A pastoral opera devised by James Harris of the Close and first performed here in Salisbury in 1761 has been rediscovered and brought to life in a recent performance by Opera at Chilmark following work by local musician and researcher Nigel Wyatt. What at first appears to be simple story of nymphs and shepherds gains deeper meaning when considered against the backdrop of the times. There would seem to be little that could be controversial about a pastoral opera about nymphs and shepherds, in which two lovers lament their separation due to a call to serve in the army - only for them to be joyfully reunited when peace is declared. Yet the first London performances of James Harris’s pastoral The Spring in 1762 were interrupted by hissing and heckling from a section of the audience. Clearly, for a contemporary audience the plot was more than just a vehicle for some lovely songs. To fully understand the importance of the opera we need to place it in the political and historical context of the times, in order to fully appreciate its popularity at the time.
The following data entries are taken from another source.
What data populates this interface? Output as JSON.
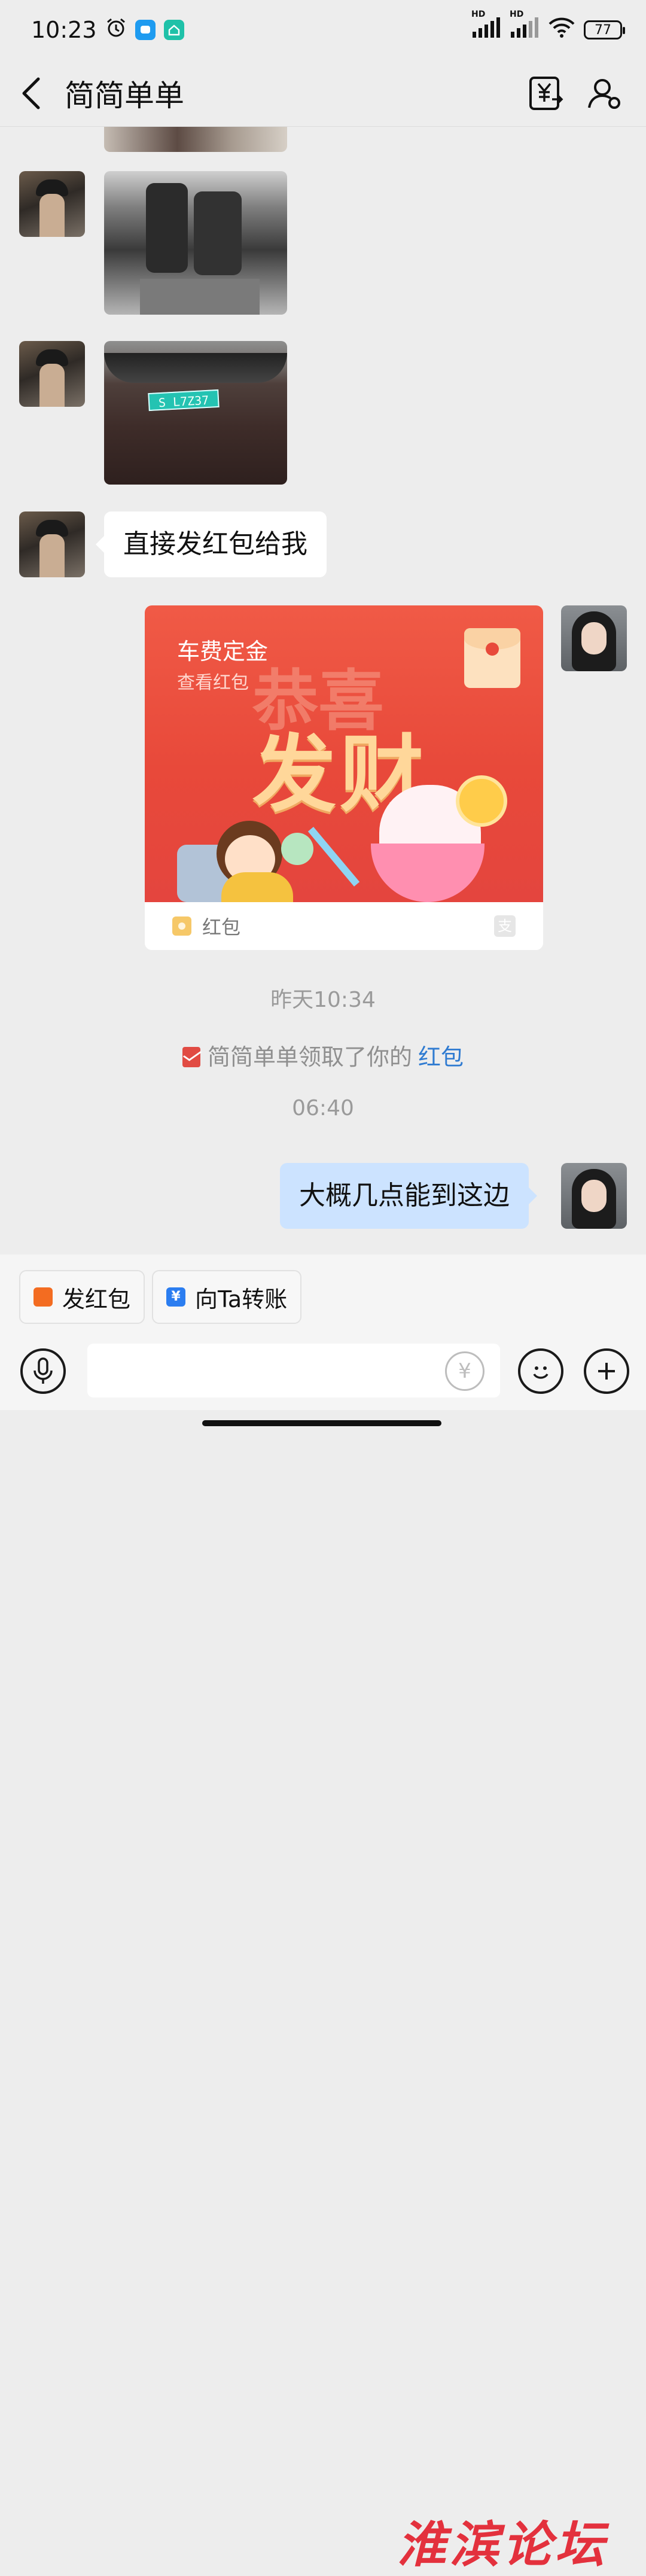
{
  "status_bar": {
    "time": "10:23",
    "signal1_label": "HD",
    "signal2_label": "HD",
    "battery": "77"
  },
  "header": {
    "back_icon": "chevron-left-icon",
    "title": "简简单单",
    "transfer_icon": "yuan-transfer-icon",
    "profile_icon": "user-settings-icon"
  },
  "messages": {
    "plate_text": "S L7Z37",
    "text_msg_1": "直接发红包给我",
    "red_packet": {
      "title": "车费定金",
      "subtitle": "查看红包",
      "art_text": "发财",
      "art_ghost": "恭喜",
      "footer_label": "红包",
      "footer_brand_glyph": "支"
    },
    "time_1": "昨天10:34",
    "notice": {
      "text": "简简单单领取了你的",
      "link": "红包"
    },
    "time_2": "06:40",
    "text_msg_2": "大概几点能到这边"
  },
  "quick_actions": [
    {
      "label": "发红包",
      "icon_glyph": "",
      "color": "#f36c21"
    },
    {
      "label": "向Ta转账",
      "icon_glyph": "¥",
      "color": "#2b7df0"
    }
  ],
  "watermark": "淮滨论坛",
  "input": {
    "placeholder": "",
    "coin_glyph": "¥"
  },
  "colors": {
    "background": "#ededed",
    "outgoing_bubble": "#cce3ff",
    "incoming_bubble": "#ffffff",
    "red_packet": "#e8493a",
    "link": "#2f7bd1"
  }
}
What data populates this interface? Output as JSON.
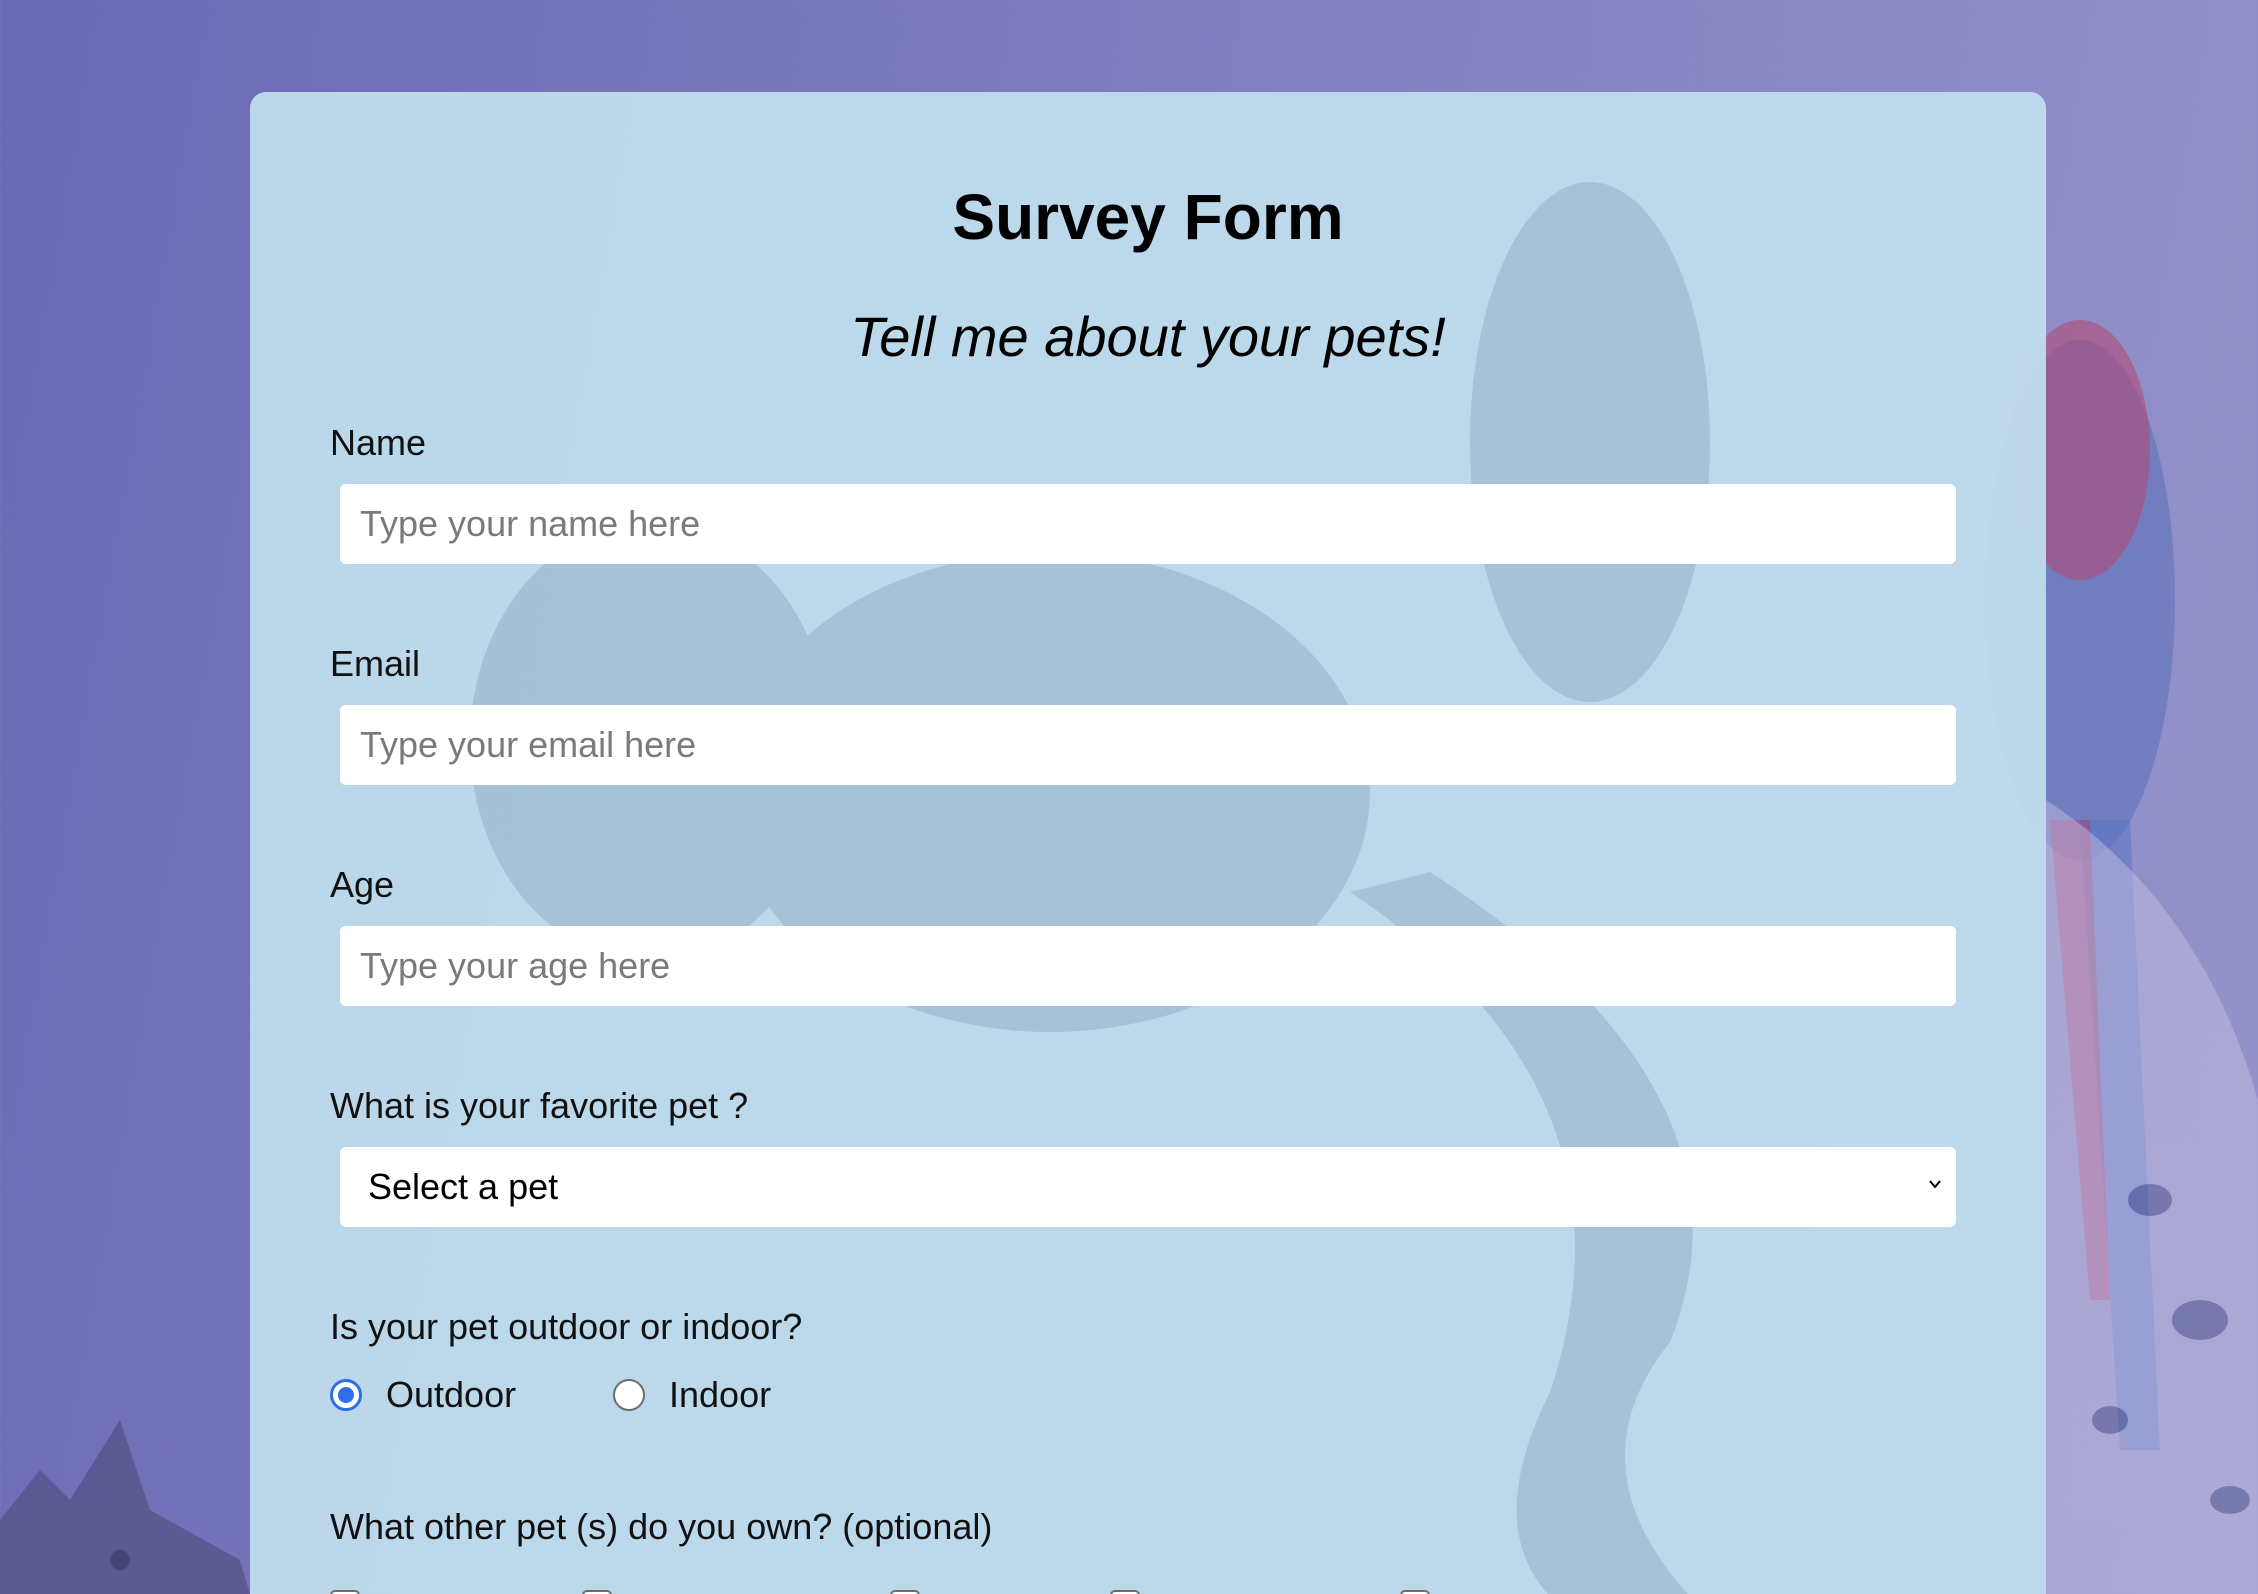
{
  "form": {
    "title": "Survey Form",
    "subtitle": "Tell me about your pets!",
    "name": {
      "label": "Name",
      "placeholder": "Type your name here"
    },
    "email": {
      "label": "Email",
      "placeholder": "Type your email here"
    },
    "age": {
      "label": "Age",
      "placeholder": "Type your age here"
    },
    "favorite_pet": {
      "label": "What is your favorite pet ?",
      "selected": "Select a pet"
    },
    "environment": {
      "question": "Is your pet outdoor or indoor?",
      "options": [
        {
          "label": "Outdoor",
          "checked": true
        },
        {
          "label": "Indoor",
          "checked": false
        }
      ]
    },
    "other_pets": {
      "question": "What other pet (s) do you own? (optional)",
      "checkbox_count": 5
    }
  },
  "colors": {
    "accent": "#2f6ee6",
    "card": "#bedcec",
    "page_background": "#7775bb"
  },
  "icons": {
    "select_arrow": "chevron-down-icon",
    "background": "pet-illustration"
  }
}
Local musician Nigel Wyatt came across a manuscript copy of the score for the missing opera in the Cambridge University Library during his researches into the cultural life of Salisbury. He will talk about the process of bringing the opera back to life after 200 years, and the historical context in which it was written.